Task data: Begin

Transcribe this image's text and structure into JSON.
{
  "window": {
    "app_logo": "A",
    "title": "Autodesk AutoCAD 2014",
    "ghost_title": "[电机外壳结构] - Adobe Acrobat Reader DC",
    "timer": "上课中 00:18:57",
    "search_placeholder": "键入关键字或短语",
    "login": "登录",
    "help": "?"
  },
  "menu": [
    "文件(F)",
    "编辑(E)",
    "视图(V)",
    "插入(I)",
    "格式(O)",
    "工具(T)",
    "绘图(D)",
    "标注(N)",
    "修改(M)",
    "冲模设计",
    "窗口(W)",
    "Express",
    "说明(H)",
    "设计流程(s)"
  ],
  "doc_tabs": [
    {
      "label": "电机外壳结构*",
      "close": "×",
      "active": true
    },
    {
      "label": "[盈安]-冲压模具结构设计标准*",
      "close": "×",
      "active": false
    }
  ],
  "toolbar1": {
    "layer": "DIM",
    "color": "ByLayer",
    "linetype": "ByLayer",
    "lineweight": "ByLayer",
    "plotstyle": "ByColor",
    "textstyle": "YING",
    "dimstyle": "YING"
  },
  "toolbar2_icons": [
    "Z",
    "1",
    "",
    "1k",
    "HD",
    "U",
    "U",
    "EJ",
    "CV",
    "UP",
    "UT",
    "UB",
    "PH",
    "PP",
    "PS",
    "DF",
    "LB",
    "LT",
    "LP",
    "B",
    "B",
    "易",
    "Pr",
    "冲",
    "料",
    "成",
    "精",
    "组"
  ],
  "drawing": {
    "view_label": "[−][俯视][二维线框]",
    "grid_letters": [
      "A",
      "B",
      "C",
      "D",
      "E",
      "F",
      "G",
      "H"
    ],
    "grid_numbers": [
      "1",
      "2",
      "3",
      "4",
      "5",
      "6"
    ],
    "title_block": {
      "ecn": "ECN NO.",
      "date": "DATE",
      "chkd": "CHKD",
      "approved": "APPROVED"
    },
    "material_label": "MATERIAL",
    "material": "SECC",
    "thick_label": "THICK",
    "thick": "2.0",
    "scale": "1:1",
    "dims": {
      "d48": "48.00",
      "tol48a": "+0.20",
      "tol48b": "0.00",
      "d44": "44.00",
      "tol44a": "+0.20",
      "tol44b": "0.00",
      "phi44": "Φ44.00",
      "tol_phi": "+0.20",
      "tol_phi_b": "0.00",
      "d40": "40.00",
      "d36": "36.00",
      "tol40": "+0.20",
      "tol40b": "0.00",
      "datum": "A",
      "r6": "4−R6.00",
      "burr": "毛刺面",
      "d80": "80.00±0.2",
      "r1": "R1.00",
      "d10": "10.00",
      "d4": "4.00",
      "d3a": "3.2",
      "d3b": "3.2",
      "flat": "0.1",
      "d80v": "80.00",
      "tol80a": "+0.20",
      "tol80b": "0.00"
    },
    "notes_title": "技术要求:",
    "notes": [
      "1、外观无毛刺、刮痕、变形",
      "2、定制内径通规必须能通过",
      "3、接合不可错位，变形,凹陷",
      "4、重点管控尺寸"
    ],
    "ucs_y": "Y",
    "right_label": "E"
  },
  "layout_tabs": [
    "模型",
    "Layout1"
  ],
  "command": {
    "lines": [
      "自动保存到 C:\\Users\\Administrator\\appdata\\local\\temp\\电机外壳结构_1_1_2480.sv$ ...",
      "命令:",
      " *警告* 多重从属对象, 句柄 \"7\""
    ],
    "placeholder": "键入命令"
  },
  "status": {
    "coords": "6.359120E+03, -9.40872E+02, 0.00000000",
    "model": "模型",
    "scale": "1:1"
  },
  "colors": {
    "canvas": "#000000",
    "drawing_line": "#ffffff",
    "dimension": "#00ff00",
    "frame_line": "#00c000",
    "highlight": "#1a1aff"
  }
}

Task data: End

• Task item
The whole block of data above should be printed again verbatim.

• Written answer
Transcribe this image's text and structure into JSON.
{
  "window": {
    "app_logo": "A",
    "title": "Autodesk AutoCAD 2014",
    "ghost_title": "[电机外壳结构] - Adobe Acrobat Reader DC",
    "timer": "上课中 00:18:57",
    "search_placeholder": "键入关键字或短语",
    "login": "登录",
    "help": "?"
  },
  "menu": [
    "文件(F)",
    "编辑(E)",
    "视图(V)",
    "插入(I)",
    "格式(O)",
    "工具(T)",
    "绘图(D)",
    "标注(N)",
    "修改(M)",
    "冲模设计",
    "窗口(W)",
    "Express",
    "说明(H)",
    "设计流程(s)"
  ],
  "doc_tabs": [
    {
      "label": "电机外壳结构*",
      "close": "×",
      "active": true
    },
    {
      "label": "[盈安]-冲压模具结构设计标准*",
      "close": "×",
      "active": false
    }
  ],
  "toolbar1": {
    "layer": "DIM",
    "color": "ByLayer",
    "linetype": "ByLayer",
    "lineweight": "ByLayer",
    "plotstyle": "ByColor",
    "textstyle": "YING",
    "dimstyle": "YING"
  },
  "toolbar2_icons": [
    "Z",
    "1",
    "",
    "1k",
    "HD",
    "U",
    "U",
    "EJ",
    "CV",
    "UP",
    "UT",
    "UB",
    "PH",
    "PP",
    "PS",
    "DF",
    "LB",
    "LT",
    "LP",
    "B",
    "B",
    "易",
    "Pr",
    "冲",
    "料",
    "成",
    "精",
    "组"
  ],
  "drawing": {
    "view_label": "[−][俯视][二维线框]",
    "grid_letters": [
      "A",
      "B",
      "C",
      "D",
      "E",
      "F",
      "G",
      "H"
    ],
    "grid_numbers": [
      "1",
      "2",
      "3",
      "4",
      "5",
      "6"
    ],
    "title_block": {
      "ecn": "ECN NO.",
      "date": "DATE",
      "chkd": "CHKD",
      "approved": "APPROVED"
    },
    "material_label": "MATERIAL",
    "material": "SECC",
    "thick_label": "THICK",
    "thick": "2.0",
    "scale": "1:1",
    "dims": {
      "d48": "48.00",
      "tol48a": "+0.20",
      "tol48b": "0.00",
      "d44": "44.00",
      "tol44a": "+0.20",
      "tol44b": "0.00",
      "phi44": "Φ44.00",
      "tol_phi": "+0.20",
      "tol_phi_b": "0.00",
      "d40": "40.00",
      "d36": "36.00",
      "tol40": "+0.20",
      "tol40b": "0.00",
      "datum": "A",
      "r6": "4−R6.00",
      "burr": "毛刺面",
      "d80": "80.00±0.2",
      "r1": "R1.00",
      "d10": "10.00",
      "d4": "4.00",
      "d3a": "3.2",
      "d3b": "3.2",
      "flat": "0.1",
      "d80v": "80.00",
      "tol80a": "+0.20",
      "tol80b": "0.00"
    },
    "notes_title": "技术要求:",
    "notes": [
      "1、外观无毛刺、刮痕、变形",
      "2、定制内径通规必须能通过",
      "3、接合不可错位，变形,凹陷",
      "4、重点管控尺寸"
    ],
    "ucs_y": "Y",
    "right_label": "E"
  },
  "layout_tabs": [
    "模型",
    "Layout1"
  ],
  "command": {
    "lines": [
      "自动保存到 C:\\Users\\Administrator\\appdata\\local\\temp\\电机外壳结构_1_1_2480.sv$ ...",
      "命令:",
      " *警告* 多重从属对象, 句柄 \"7\""
    ],
    "placeholder": "键入命令"
  },
  "status": {
    "coords": "6.359120E+03, -9.40872E+02, 0.00000000",
    "model": "模型",
    "scale": "1:1"
  },
  "colors": {
    "canvas": "#000000",
    "drawing_line": "#ffffff",
    "dimension": "#00ff00",
    "frame_line": "#00c000",
    "highlight": "#1a1aff"
  }
}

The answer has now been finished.